Wednesday October 7th


Stocks seen higher, earnings eyed

U.S. stock index futures pointed to a stronger open on Wednesday, tracking shares in Europe and Asia higher. Dow Jones futures were up about 100 points higher, while S&P 500 and Nasdaq futures also pointed to a higher open. Continued gains in oil added support, with crude up more than 1.5 percent above $49 a barrel and brent trading above $52 a barrel. In company news, brewer AB InBev was in focus after the group made a third bid of £42.15 per share for British rival SABMiller. SABMiller said it rejected Anheuser-Busch InBev's raised bid, which would have given it a value of nearly £68 billion ($103.6 billion). Stocks closed mixed Tuesday, with the Dow Jones industrial average eking out its first three-day winning streak since Aug. 17. The S&P 500 closed 7 points lower at 1,979.92, ending five straight days of gains. Monsanto and Constellation Brands will be among the few firms reporting before the bell Wednesday. Alcoa reports after the close Thursday, unofficially kicking off earnings season.
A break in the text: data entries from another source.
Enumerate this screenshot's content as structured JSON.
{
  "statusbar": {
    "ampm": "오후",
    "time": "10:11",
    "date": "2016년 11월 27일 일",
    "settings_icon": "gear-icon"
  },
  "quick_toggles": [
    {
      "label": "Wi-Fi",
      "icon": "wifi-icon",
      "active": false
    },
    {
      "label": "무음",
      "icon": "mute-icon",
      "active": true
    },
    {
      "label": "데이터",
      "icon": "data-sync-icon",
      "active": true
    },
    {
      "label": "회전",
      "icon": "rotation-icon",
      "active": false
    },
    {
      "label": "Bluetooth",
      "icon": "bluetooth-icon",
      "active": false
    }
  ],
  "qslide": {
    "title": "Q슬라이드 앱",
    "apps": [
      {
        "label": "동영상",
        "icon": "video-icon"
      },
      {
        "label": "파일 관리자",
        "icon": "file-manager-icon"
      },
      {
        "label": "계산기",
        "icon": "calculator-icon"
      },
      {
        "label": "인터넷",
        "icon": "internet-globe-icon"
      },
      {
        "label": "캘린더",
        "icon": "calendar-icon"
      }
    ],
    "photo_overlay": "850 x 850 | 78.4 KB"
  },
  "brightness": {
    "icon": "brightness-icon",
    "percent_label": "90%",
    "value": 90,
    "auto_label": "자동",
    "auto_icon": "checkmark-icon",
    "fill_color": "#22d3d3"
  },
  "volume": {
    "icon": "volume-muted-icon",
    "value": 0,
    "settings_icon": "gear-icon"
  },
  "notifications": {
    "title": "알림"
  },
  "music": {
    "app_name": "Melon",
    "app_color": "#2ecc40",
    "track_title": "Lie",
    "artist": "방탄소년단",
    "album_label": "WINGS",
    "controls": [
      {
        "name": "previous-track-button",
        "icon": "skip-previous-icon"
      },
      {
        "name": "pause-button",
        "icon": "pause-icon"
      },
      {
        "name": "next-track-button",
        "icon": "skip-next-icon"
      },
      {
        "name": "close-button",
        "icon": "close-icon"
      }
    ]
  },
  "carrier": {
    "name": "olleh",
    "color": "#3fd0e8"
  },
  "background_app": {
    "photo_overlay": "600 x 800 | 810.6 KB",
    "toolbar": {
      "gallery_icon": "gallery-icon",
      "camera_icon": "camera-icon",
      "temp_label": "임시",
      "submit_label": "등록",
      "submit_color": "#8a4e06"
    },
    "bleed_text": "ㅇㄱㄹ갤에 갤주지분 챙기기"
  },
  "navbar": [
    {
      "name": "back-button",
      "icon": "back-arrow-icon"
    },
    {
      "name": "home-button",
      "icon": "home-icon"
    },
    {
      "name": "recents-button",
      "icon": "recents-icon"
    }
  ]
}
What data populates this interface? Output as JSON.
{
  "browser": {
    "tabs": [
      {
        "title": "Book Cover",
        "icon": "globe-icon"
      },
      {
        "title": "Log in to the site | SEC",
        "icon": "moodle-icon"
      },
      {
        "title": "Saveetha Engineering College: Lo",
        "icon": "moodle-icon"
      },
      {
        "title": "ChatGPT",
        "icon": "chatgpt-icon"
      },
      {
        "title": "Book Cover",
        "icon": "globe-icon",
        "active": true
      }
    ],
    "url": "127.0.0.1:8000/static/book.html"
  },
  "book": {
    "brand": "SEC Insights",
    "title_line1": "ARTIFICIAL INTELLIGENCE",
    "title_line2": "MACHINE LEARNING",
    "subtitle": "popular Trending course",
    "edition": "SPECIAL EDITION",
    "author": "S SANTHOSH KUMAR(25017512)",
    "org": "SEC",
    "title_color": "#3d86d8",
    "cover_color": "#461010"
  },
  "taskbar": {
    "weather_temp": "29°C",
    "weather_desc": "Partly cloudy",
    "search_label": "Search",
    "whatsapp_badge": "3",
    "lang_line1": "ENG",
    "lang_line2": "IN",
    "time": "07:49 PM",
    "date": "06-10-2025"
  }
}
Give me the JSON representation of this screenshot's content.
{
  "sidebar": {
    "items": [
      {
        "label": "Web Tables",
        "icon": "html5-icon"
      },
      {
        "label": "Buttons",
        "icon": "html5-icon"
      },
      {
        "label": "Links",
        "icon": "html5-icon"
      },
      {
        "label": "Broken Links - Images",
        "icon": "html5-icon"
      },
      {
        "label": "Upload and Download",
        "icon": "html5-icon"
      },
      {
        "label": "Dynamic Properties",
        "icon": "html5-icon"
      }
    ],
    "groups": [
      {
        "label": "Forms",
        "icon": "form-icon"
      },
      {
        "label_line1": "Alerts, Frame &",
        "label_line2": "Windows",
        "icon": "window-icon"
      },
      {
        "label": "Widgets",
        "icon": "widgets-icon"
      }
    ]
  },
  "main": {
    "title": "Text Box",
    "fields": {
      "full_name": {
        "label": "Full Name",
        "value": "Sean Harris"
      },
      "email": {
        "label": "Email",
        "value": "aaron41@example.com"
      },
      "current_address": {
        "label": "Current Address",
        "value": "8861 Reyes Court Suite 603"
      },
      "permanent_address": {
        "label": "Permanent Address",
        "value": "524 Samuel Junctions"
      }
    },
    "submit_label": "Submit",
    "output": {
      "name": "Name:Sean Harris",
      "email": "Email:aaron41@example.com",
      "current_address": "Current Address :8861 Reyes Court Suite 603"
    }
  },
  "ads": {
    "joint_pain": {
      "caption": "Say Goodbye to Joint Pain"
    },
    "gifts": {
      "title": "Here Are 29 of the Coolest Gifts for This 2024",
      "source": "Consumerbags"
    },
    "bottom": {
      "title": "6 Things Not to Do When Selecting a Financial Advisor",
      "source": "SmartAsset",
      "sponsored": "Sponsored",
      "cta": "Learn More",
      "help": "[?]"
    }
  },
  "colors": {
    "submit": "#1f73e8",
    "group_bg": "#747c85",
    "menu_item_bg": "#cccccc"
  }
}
PepsiCo gave some investors hope of a positive earnings season with results that beat on both the top and bottom line. The firm also raised its full-year forecast. Yum Brands disappointed on the top and bottom lines, however, sending its shares sharply lower in premarket trading. No Fed speakers are scheduled to speak Wednesday ahead of the FOMC meeting minutes out Thursday afternoon ET. Weekly mortgage applications rose 25.5 percent amid anxiety over new mortgage regulations, the Mortgage Bankers Association said Wednesday. Energy shares across Asia climbed Wednesday after oil prices surged overnight, helping to pull most Asia markets into positive territory. In Japan, energy play Inpex climbed 7.2 percent. But the Nikkei was volatile in the afternoon session, trading down as much as 0.8 percent after the Bank of Japan (BOJ) left its policy unchanged at its closely watched policy meeting Wednesday. But the index later recovered, ending up 0.8 percent. Oil prices rose on Wednesday after data showed the U.S. market was beginning to tighten, with falling supply and lower inventories after two years of heavy surplus. U.S. crude stocks decreased by 1.2 million barrels last week while distillate stockpiles also fell, data from industry group the American Petroleum Institute (API) showed. The figures suggest U.S. oil production, particularly from shale, is beginning to decline in response to the collapse in prices over the last year. Benchmark Brent crude has dropped to around $50 from a high above $115 a barrel in June 2014 and many oil companies are losing money with oil prices at current levels. Brent was up 91 cents a barrel at $52.83 by 8:26 a.m. EDT (1226 GMT), having jumped as much as $3 on Tuesday to close above $50 for the first time in a month. U.S. light crude trade at $49.38, up 85 cents a barrel, after touching a session high of $49.71. Gold steadied on Wednesday, supported by sluggish U.S. economic data which increased expectations that the Federal Reserve will delay raising U.S. interest rates until next year. Spot gold rose 0.35 percent to $1,149.81 an ounce, after earlier touching $1,152.90, its highest level since Sept. 24.